**Work instruction**
Print the records below exactly, leaving out nothing.

BEGIN

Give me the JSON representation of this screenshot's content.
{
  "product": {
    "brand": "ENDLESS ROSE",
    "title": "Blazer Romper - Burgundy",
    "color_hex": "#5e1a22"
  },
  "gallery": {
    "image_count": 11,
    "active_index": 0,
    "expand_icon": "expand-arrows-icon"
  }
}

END

**Solution**
Give me the JSON representation of this screenshot's content.
{
  "product": {
    "brand": "ENDLESS ROSE",
    "title": "Blazer Romper - Burgundy",
    "color_hex": "#5e1a22"
  },
  "gallery": {
    "image_count": 11,
    "active_index": 0,
    "expand_icon": "expand-arrows-icon"
  }
}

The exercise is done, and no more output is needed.